The association's telephone lines were said to have been "red hot" this week with calls from members who are caught between concern for pupils, unwillingness to act as paramedics and pressure from their professional body. An AHTS bulletin declares that the association "will not support a member who personally routinely administers medicine to children".
Local authorities have generally given discretion to headteachers. A Strathclyde spokeswoman said that if legal action was taken against a headteacher the council as employer would be liable for any injury caused to a pupil as a result of mistakes by staff.
Frank Mitchell, the AHTS official who wrote the bulletin, replied: "It will not be the director of education who will appear before the court and be exposed in the press in such situations. It will be the individual headteacher."
Mr Mitchell, head of Crawforddyke primary in Carluke, stressed the association's advice had legal endorsement.
Authorities have attempted to deal with the situation by calling for volunteers to administer medicines in schools where children are known to be at risk. Training would be provided.

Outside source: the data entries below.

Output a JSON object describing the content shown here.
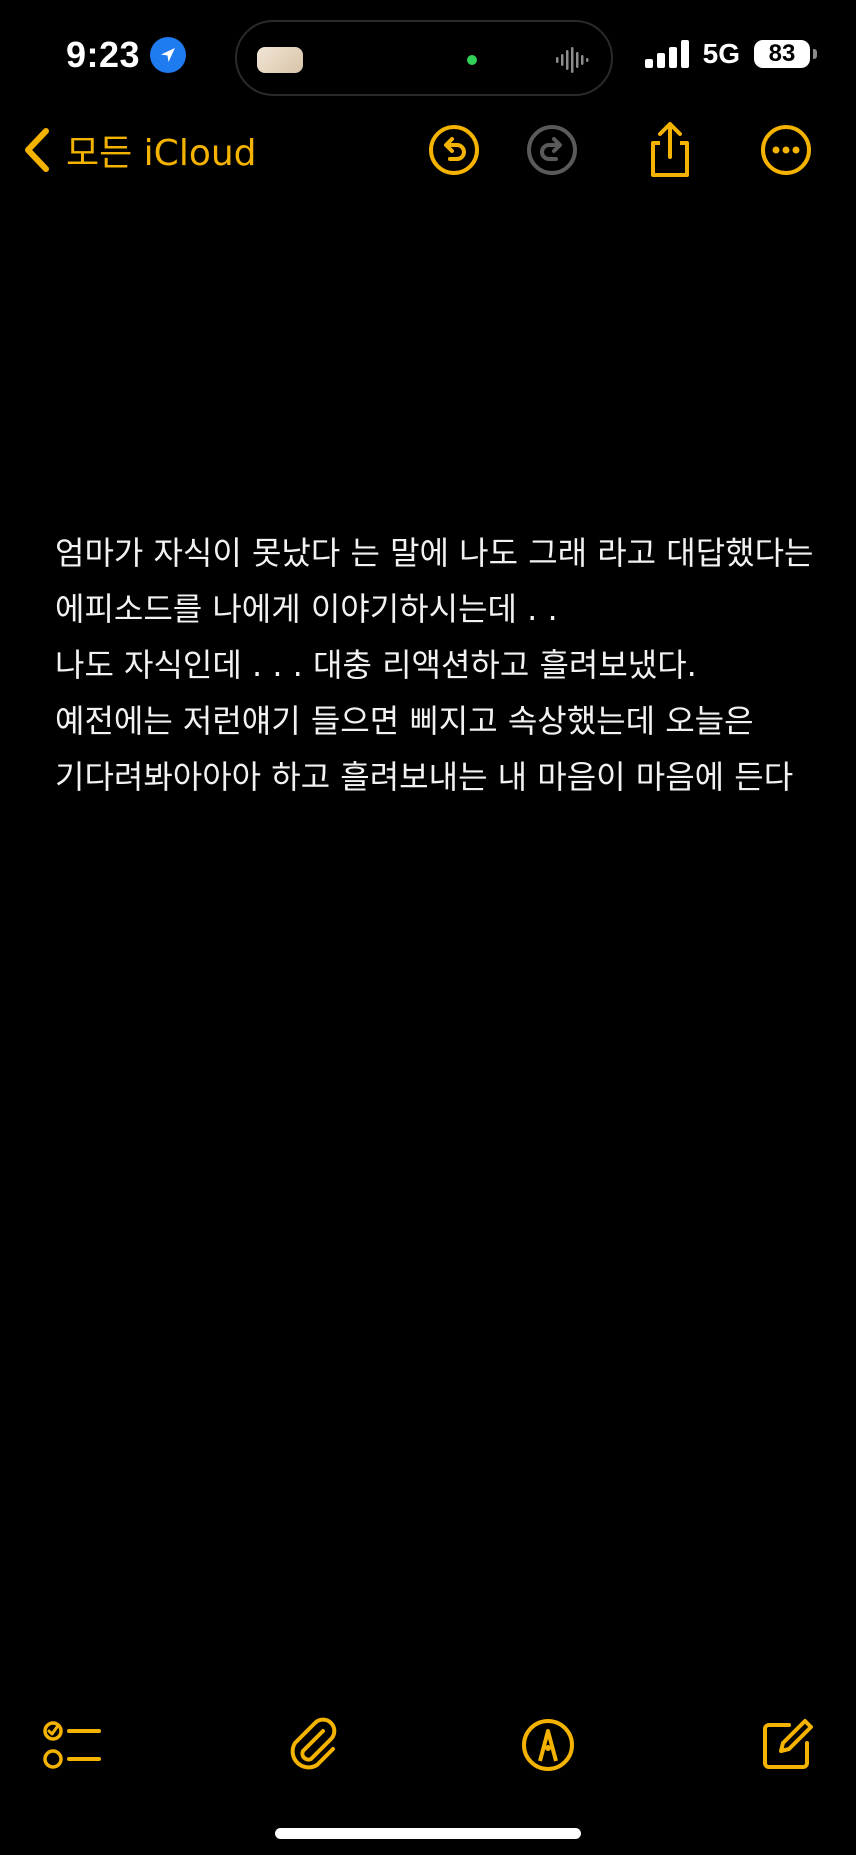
{
  "status_bar": {
    "time": "9:23",
    "network": "5G",
    "battery_level": "83"
  },
  "nav": {
    "back_label": "모든 iCloud",
    "icons": [
      "undo-icon",
      "redo-icon",
      "share-icon",
      "more-icon"
    ]
  },
  "note": {
    "lines": [
      "엄마가 자식이 못났다 는 말에 나도 그래 라고 대답했다는 에피소드를 나에게 이야기하시는데 . .",
      "나도 자식인데 . . .  대충 리액션하고 흘려보냈다. 예전에는 저런얘기 들으면 삐지고 속상했는데 오늘은 기다려봐아아아 하고 흘려보내는 내 마음이 마음에 든다"
    ]
  },
  "toolbar": {
    "icons": [
      "checklist-icon",
      "attachment-icon",
      "markup-icon",
      "compose-icon"
    ]
  },
  "colors": {
    "accent": "#f5b301",
    "background": "#000000",
    "text": "#f2f2f2",
    "disabled": "#5a5a5a",
    "location": "#1f7cf0"
  }
}
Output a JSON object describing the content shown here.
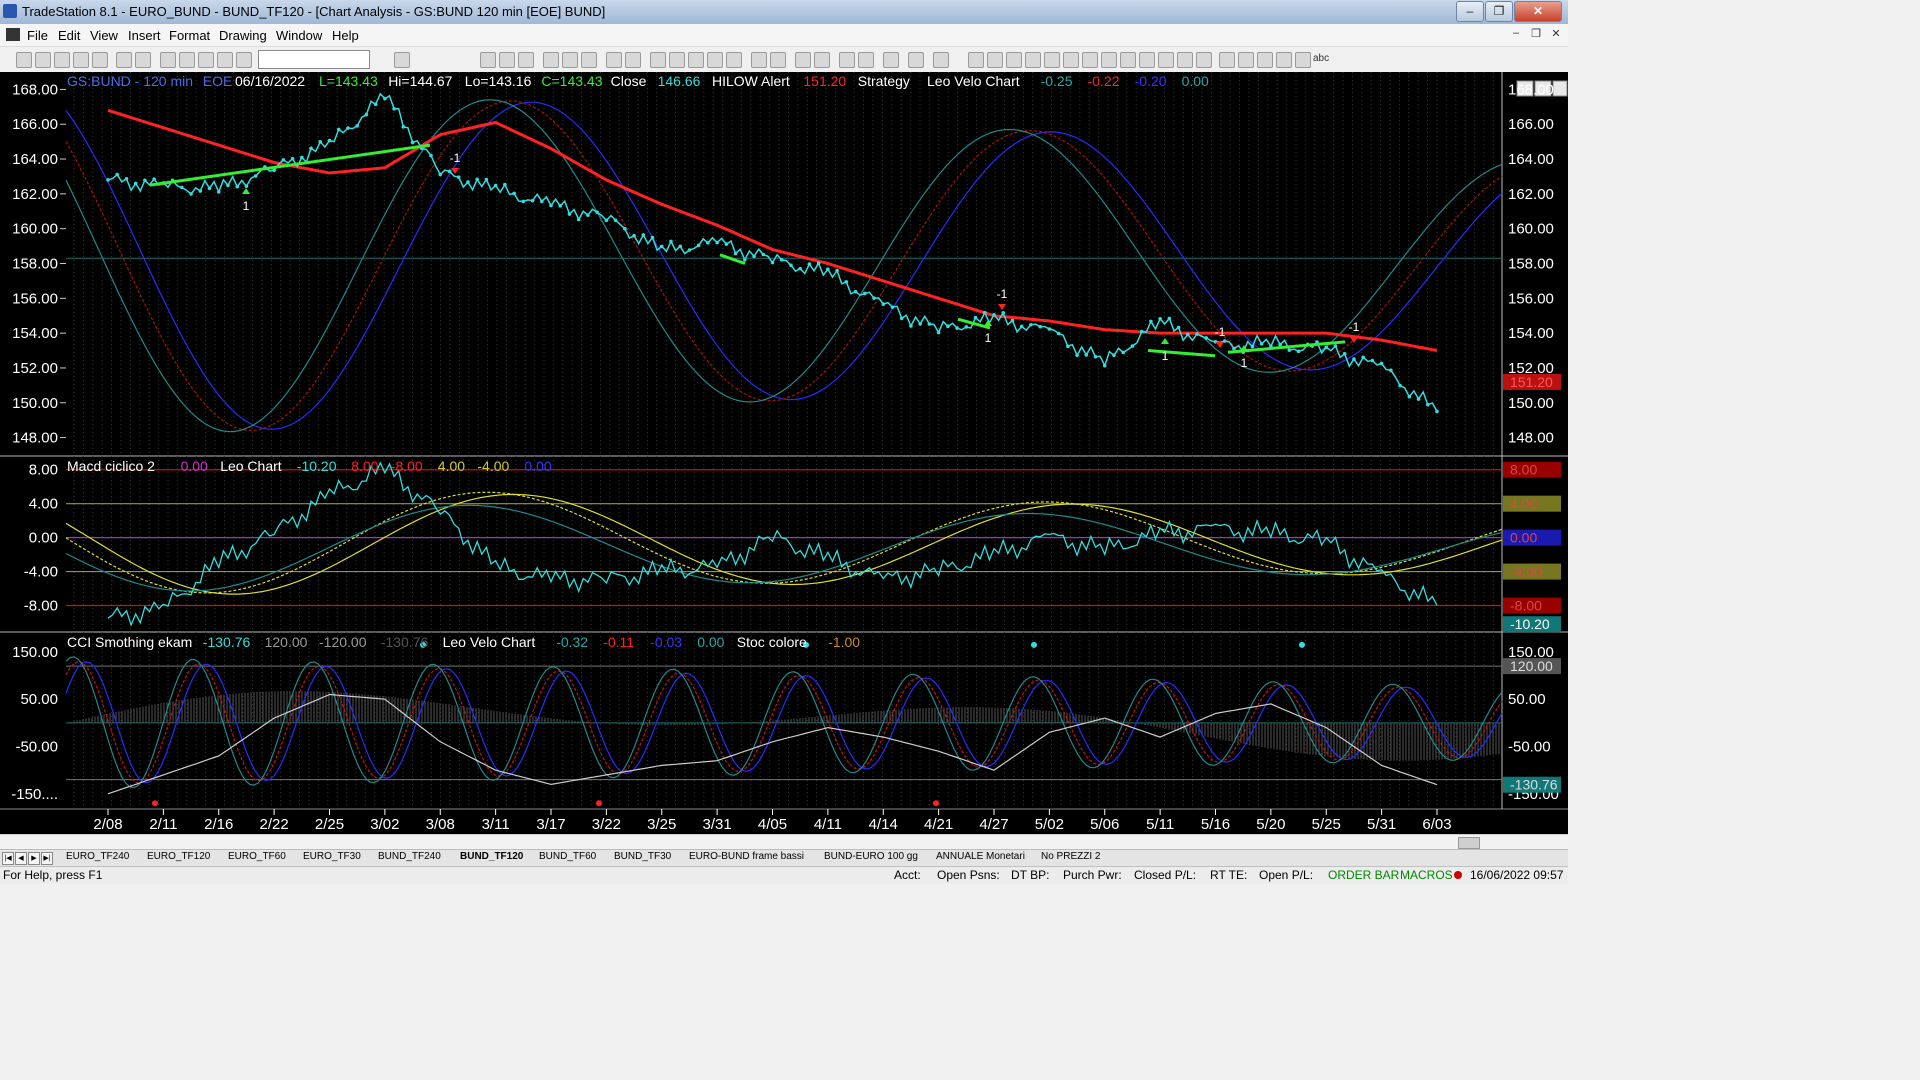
{
  "window": {
    "title": "TradeStation 8.1 - EURO_BUND - BUND_TF120 - [Chart Analysis - GS:BUND  120 min  [EOE] BUND]",
    "controls": {
      "minimize": "‒",
      "maximize": "❐",
      "close": "✕"
    }
  },
  "menu": {
    "items": [
      "File",
      "Edit",
      "View",
      "Insert",
      "Format",
      "Drawing",
      "Window",
      "Help"
    ],
    "mdi_controls": [
      "‒",
      "❐",
      "✕"
    ]
  },
  "toolbar": {
    "text_tool": "abc"
  },
  "chart": {
    "header": [
      {
        "text": "GS:BUND - 120 min",
        "color": "#4a6ee8"
      },
      {
        "text": "EOE",
        "color": "#4a6ee8"
      },
      {
        "text": "06/16/2022",
        "color": "#ffffff"
      },
      {
        "text": "L=143.43",
        "color": "#33ee33"
      },
      {
        "text": "Hi=144.67",
        "color": "#ffffff"
      },
      {
        "text": "Lo=143.16",
        "color": "#ffffff"
      },
      {
        "text": "C=143.43",
        "color": "#33ee33"
      },
      {
        "text": "Close",
        "color": "#ffffff"
      },
      {
        "text": "146.66",
        "color": "#33dddd"
      },
      {
        "text": "HILOW Alert",
        "color": "#ffffff"
      },
      {
        "text": "151.20",
        "color": "#ff2222"
      },
      {
        "text": "Strategy",
        "color": "#ffffff"
      },
      {
        "text": "Leo Velo Chart",
        "color": "#ffffff"
      },
      {
        "text": "-0.25",
        "color": "#2aa8a8"
      },
      {
        "text": "-0.22",
        "color": "#ff2222"
      },
      {
        "text": "-0.20",
        "color": "#3333ff"
      },
      {
        "text": "0.00",
        "color": "#2aa8a8"
      }
    ],
    "price_axis": [
      "168.00",
      "166.00",
      "164.00",
      "162.00",
      "160.00",
      "158.00",
      "156.00",
      "154.00",
      "152.00",
      "150.00",
      "148.00"
    ],
    "price_right_tag": "151.20",
    "macd": {
      "header": [
        {
          "text": "Macd ciclico 2",
          "color": "#ffffff"
        },
        {
          "text": "0.00",
          "color": "#cc33cc"
        },
        {
          "text": "Leo Chart",
          "color": "#ffffff"
        },
        {
          "text": "-10.20",
          "color": "#33dddd"
        },
        {
          "text": "8.00",
          "color": "#ff2222"
        },
        {
          "text": "-8.00",
          "color": "#ff2222"
        },
        {
          "text": "4.00",
          "color": "#cccc33"
        },
        {
          "text": "-4.00",
          "color": "#cccc33"
        },
        {
          "text": "0.00",
          "color": "#3333ff"
        }
      ],
      "axis": [
        "8.00",
        "4.00",
        "0.00",
        "-4.00",
        "-8.00"
      ],
      "right_tags": [
        "8.00",
        "4.00",
        "0.00",
        "-4.00",
        "-8.00",
        "-10.20"
      ]
    },
    "cci": {
      "header": [
        {
          "text": "CCI Smothing ekam",
          "color": "#ffffff"
        },
        {
          "text": "-130.76",
          "color": "#33dddd"
        },
        {
          "text": "120.00",
          "color": "#999999"
        },
        {
          "text": "-120.00",
          "color": "#999999"
        },
        {
          "text": "-130.76",
          "color": "#555555"
        },
        {
          "text": "Leo Velo Chart",
          "color": "#ffffff"
        },
        {
          "text": "-0.32",
          "color": "#2aa8a8"
        },
        {
          "text": "-0.11",
          "color": "#ff2222"
        },
        {
          "text": "-0.03",
          "color": "#3333ff"
        },
        {
          "text": "0.00",
          "color": "#2aa8a8"
        },
        {
          "text": "Stoc colore",
          "color": "#ffffff"
        },
        {
          "text": "-1.00",
          "color": "#cc8822"
        }
      ],
      "axis": [
        "150.00",
        "50.00",
        "-50.00",
        "-150...."
      ],
      "right_axis": [
        "150.00",
        "50.00",
        "-50.00",
        "-150.00"
      ],
      "right_tags": [
        "120.00",
        "-130.76"
      ]
    },
    "x_axis": [
      "2/08",
      "2/11",
      "2/16",
      "2/22",
      "2/25",
      "3/02",
      "3/08",
      "3/11",
      "3/17",
      "3/22",
      "3/25",
      "3/31",
      "4/05",
      "4/11",
      "4/14",
      "4/21",
      "4/27",
      "5/02",
      "5/06",
      "5/11",
      "5/16",
      "5/20",
      "5/25",
      "5/31",
      "6/03"
    ],
    "signals": [
      "1",
      "-1",
      "1",
      "-1",
      "1",
      "-1",
      "1",
      "-1"
    ]
  },
  "tabs": [
    "EURO_TF240",
    "EURO_TF120",
    "EURO_TF60",
    "EURO_TF30",
    "BUND_TF240",
    "BUND_TF120",
    "BUND_TF60",
    "BUND_TF30",
    "EURO-BUND frame bassi",
    "BUND-EURO 100 gg",
    "ANNUALE Monetari",
    "No PREZZI 2"
  ],
  "active_tab": "BUND_TF120",
  "status": {
    "help": "For Help, press F1",
    "acct": "Acct:",
    "open_psns": "Open Psns:",
    "dt_bp": "DT BP:",
    "purch_pwr": "Purch Pwr:",
    "closed_pl": "Closed P/L:",
    "rt_te": "RT TE:",
    "open_pl": "Open P/L:",
    "order_bar": "ORDER BAR",
    "macros": "MACROS",
    "datetime": "16/06/2022 09:57"
  },
  "chart_data": [
    {
      "type": "line",
      "title": "GS:BUND - 120 min",
      "ylim": [
        147,
        169
      ],
      "x": [
        "2/08",
        "2/11",
        "2/16",
        "2/22",
        "2/25",
        "3/02",
        "3/08",
        "3/11",
        "3/17",
        "3/22",
        "3/25",
        "3/31",
        "4/05",
        "4/11",
        "4/14",
        "4/21",
        "4/27",
        "5/02",
        "5/06",
        "5/11",
        "5/16",
        "5/20",
        "5/25",
        "5/31",
        "6/03"
      ],
      "series": [
        {
          "name": "Close",
          "color": "#33dddd",
          "values": [
            162.8,
            162.4,
            162.3,
            163.4,
            164.8,
            167.6,
            163.2,
            162.2,
            161.4,
            160.6,
            158.7,
            159.2,
            158.2,
            157.4,
            155.6,
            154.2,
            154.8,
            154.1,
            152.3,
            154.6,
            153.3,
            153.4,
            153.0,
            152.0,
            149.5
          ]
        },
        {
          "name": "HILOW Alert",
          "color": "#ff2222",
          "values": [
            166.8,
            165.8,
            164.8,
            163.8,
            163.2,
            163.5,
            165.4,
            166.1,
            164.6,
            162.8,
            161.4,
            160.2,
            158.8,
            158.0,
            157.0,
            156.0,
            155.0,
            154.7,
            154.2,
            154.0,
            154.0,
            154.0,
            154.0,
            153.6,
            153.0
          ]
        }
      ]
    },
    {
      "type": "line",
      "title": "Macd ciclico 2",
      "ylim": [
        -11,
        9.5
      ],
      "x": [
        "2/08",
        "2/11",
        "2/16",
        "2/22",
        "2/25",
        "3/02",
        "3/08",
        "3/11",
        "3/17",
        "3/22",
        "3/25",
        "3/31",
        "4/05",
        "4/11",
        "4/14",
        "4/21",
        "4/27",
        "5/02",
        "5/06",
        "5/11",
        "5/16",
        "5/20",
        "5/25",
        "5/31",
        "6/03"
      ],
      "series": [
        {
          "name": "Leo Chart",
          "color": "#33dddd",
          "values": [
            -9.5,
            -8.5,
            -3.0,
            0.5,
            5.0,
            8.0,
            3.0,
            -3.5,
            -5.0,
            -5.0,
            -4.0,
            -3.5,
            0.0,
            -2.5,
            -5.0,
            -4.0,
            -2.0,
            0.0,
            -1.5,
            0.5,
            1.0,
            0.5,
            -0.5,
            -4.5,
            -8.0
          ]
        }
      ]
    },
    {
      "type": "line",
      "title": "CCI Smothing ekam",
      "ylim": [
        -180,
        190
      ],
      "x": [
        "2/08",
        "2/11",
        "2/16",
        "2/22",
        "2/25",
        "3/02",
        "3/08",
        "3/11",
        "3/17",
        "3/22",
        "3/25",
        "3/31",
        "4/05",
        "4/11",
        "4/14",
        "4/21",
        "4/27",
        "5/02",
        "5/06",
        "5/11",
        "5/16",
        "5/20",
        "5/25",
        "5/31",
        "6/03"
      ],
      "series": [
        {
          "name": "CCI Smothing ekam",
          "color": "#cccccc",
          "values": [
            -150.0,
            -110.0,
            -70.0,
            10.0,
            60.0,
            50.0,
            -40.0,
            -100.0,
            -130.0,
            -110.0,
            -90.0,
            -80.0,
            -40.0,
            -10.0,
            -30.0,
            -60.0,
            -100.0,
            -20.0,
            10.0,
            -30.0,
            20.0,
            40.0,
            -10.0,
            -90.0,
            -130.76
          ]
        }
      ]
    }
  ]
}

The latest move came on Tuesday from Grampian's education committee which approved a report on the handling of children with peanut and other serious food allergies who can suffer anaphylactic shock. The report, which had full backing from the teaching unions as well as health professionals on a regional working group, said the authority would "assure the indemnity of trained, volunteer teaching staff who give medical treatment".
Bruce Robertson, Grampian's assistant director of education, said he was "extremely concerned" by the AHTS's advice. Mr Robertson urged heads who were in any doubt to contact the education authority for advice and support.
Other councils such as Tayside have proposed that special contracts should be drawn up involving schools, parents and family doctors. The AHTS has told its members to reject such a proposal.